▼
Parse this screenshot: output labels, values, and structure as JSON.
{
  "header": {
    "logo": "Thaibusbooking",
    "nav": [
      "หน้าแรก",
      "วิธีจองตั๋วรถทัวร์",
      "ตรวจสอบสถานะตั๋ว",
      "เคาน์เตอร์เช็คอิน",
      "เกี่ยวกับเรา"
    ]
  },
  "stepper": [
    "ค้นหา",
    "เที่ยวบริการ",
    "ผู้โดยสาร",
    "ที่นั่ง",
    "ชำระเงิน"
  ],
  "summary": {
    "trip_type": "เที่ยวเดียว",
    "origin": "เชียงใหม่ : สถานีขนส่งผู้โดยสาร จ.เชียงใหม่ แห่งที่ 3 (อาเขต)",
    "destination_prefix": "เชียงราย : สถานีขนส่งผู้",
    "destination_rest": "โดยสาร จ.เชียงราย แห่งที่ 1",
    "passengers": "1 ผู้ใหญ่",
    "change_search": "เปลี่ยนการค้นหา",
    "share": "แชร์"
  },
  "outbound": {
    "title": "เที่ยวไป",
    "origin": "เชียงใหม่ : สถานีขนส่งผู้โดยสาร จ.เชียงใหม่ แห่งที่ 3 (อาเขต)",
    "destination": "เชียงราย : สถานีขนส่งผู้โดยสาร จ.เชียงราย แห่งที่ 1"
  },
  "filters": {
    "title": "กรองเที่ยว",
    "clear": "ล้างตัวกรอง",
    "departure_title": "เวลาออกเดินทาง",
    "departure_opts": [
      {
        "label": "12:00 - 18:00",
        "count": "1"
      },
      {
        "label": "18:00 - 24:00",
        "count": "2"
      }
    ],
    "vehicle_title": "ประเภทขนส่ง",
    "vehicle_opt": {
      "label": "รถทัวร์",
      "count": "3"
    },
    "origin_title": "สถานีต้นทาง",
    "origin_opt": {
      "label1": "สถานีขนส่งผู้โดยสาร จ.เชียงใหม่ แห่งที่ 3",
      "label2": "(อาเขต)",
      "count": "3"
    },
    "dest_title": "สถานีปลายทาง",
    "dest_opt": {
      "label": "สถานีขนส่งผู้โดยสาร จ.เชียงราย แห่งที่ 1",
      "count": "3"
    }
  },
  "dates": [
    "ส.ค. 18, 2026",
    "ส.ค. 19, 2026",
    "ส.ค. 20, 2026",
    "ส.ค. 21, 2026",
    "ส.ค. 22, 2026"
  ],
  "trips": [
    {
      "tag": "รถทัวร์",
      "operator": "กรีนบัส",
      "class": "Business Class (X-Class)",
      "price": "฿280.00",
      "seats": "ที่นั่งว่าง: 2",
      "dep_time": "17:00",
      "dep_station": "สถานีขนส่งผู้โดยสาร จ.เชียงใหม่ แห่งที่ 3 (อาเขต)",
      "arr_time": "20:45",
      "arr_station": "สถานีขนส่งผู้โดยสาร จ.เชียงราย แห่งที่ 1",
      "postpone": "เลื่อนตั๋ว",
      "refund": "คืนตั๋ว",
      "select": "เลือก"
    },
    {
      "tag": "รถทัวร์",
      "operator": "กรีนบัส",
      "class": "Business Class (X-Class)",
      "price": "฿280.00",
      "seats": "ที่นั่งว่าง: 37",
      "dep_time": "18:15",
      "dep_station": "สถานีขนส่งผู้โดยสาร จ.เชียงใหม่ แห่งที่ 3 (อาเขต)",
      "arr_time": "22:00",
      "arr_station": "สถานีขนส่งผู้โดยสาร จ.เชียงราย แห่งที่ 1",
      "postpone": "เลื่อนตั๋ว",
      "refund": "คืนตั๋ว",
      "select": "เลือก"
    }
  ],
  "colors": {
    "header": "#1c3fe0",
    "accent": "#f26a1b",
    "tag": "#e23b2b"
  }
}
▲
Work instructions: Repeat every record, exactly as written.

Exercise answer:
Parse this screenshot: output labels, values, and structure as JSON.
{
  "header": {
    "logo": "Thaibusbooking",
    "nav": [
      "หน้าแรก",
      "วิธีจองตั๋วรถทัวร์",
      "ตรวจสอบสถานะตั๋ว",
      "เคาน์เตอร์เช็คอิน",
      "เกี่ยวกับเรา"
    ]
  },
  "stepper": [
    "ค้นหา",
    "เที่ยวบริการ",
    "ผู้โดยสาร",
    "ที่นั่ง",
    "ชำระเงิน"
  ],
  "summary": {
    "trip_type": "เที่ยวเดียว",
    "origin": "เชียงใหม่ : สถานีขนส่งผู้โดยสาร จ.เชียงใหม่ แห่งที่ 3 (อาเขต)",
    "destination_prefix": "เชียงราย : สถานีขนส่งผู้",
    "destination_rest": "โดยสาร จ.เชียงราย แห่งที่ 1",
    "passengers": "1 ผู้ใหญ่",
    "change_search": "เปลี่ยนการค้นหา",
    "share": "แชร์"
  },
  "outbound": {
    "title": "เที่ยวไป",
    "origin": "เชียงใหม่ : สถานีขนส่งผู้โดยสาร จ.เชียงใหม่ แห่งที่ 3 (อาเขต)",
    "destination": "เชียงราย : สถานีขนส่งผู้โดยสาร จ.เชียงราย แห่งที่ 1"
  },
  "filters": {
    "title": "กรองเที่ยว",
    "clear": "ล้างตัวกรอง",
    "departure_title": "เวลาออกเดินทาง",
    "departure_opts": [
      {
        "label": "12:00 - 18:00",
        "count": "1"
      },
      {
        "label": "18:00 - 24:00",
        "count": "2"
      }
    ],
    "vehicle_title": "ประเภทขนส่ง",
    "vehicle_opt": {
      "label": "รถทัวร์",
      "count": "3"
    },
    "origin_title": "สถานีต้นทาง",
    "origin_opt": {
      "label1": "สถานีขนส่งผู้โดยสาร จ.เชียงใหม่ แห่งที่ 3",
      "label2": "(อาเขต)",
      "count": "3"
    },
    "dest_title": "สถานีปลายทาง",
    "dest_opt": {
      "label": "สถานีขนส่งผู้โดยสาร จ.เชียงราย แห่งที่ 1",
      "count": "3"
    }
  },
  "dates": [
    "ส.ค. 18, 2026",
    "ส.ค. 19, 2026",
    "ส.ค. 20, 2026",
    "ส.ค. 21, 2026",
    "ส.ค. 22, 2026"
  ],
  "trips": [
    {
      "tag": "รถทัวร์",
      "operator": "กรีนบัส",
      "class": "Business Class (X-Class)",
      "price": "฿280.00",
      "seats": "ที่นั่งว่าง: 2",
      "dep_time": "17:00",
      "dep_station": "สถานีขนส่งผู้โดยสาร จ.เชียงใหม่ แห่งที่ 3 (อาเขต)",
      "arr_time": "20:45",
      "arr_station": "สถานีขนส่งผู้โดยสาร จ.เชียงราย แห่งที่ 1",
      "postpone": "เลื่อนตั๋ว",
      "refund": "คืนตั๋ว",
      "select": "เลือก"
    },
    {
      "tag": "รถทัวร์",
      "operator": "กรีนบัส",
      "class": "Business Class (X-Class)",
      "price": "฿280.00",
      "seats": "ที่นั่งว่าง: 37",
      "dep_time": "18:15",
      "dep_station": "สถานีขนส่งผู้โดยสาร จ.เชียงใหม่ แห่งที่ 3 (อาเขต)",
      "arr_time": "22:00",
      "arr_station": "สถานีขนส่งผู้โดยสาร จ.เชียงราย แห่งที่ 1",
      "postpone": "เลื่อนตั๋ว",
      "refund": "คืนตั๋ว",
      "select": "เลือก"
    }
  ],
  "colors": {
    "header": "#1c3fe0",
    "accent": "#f26a1b",
    "tag": "#e23b2b"
  }
}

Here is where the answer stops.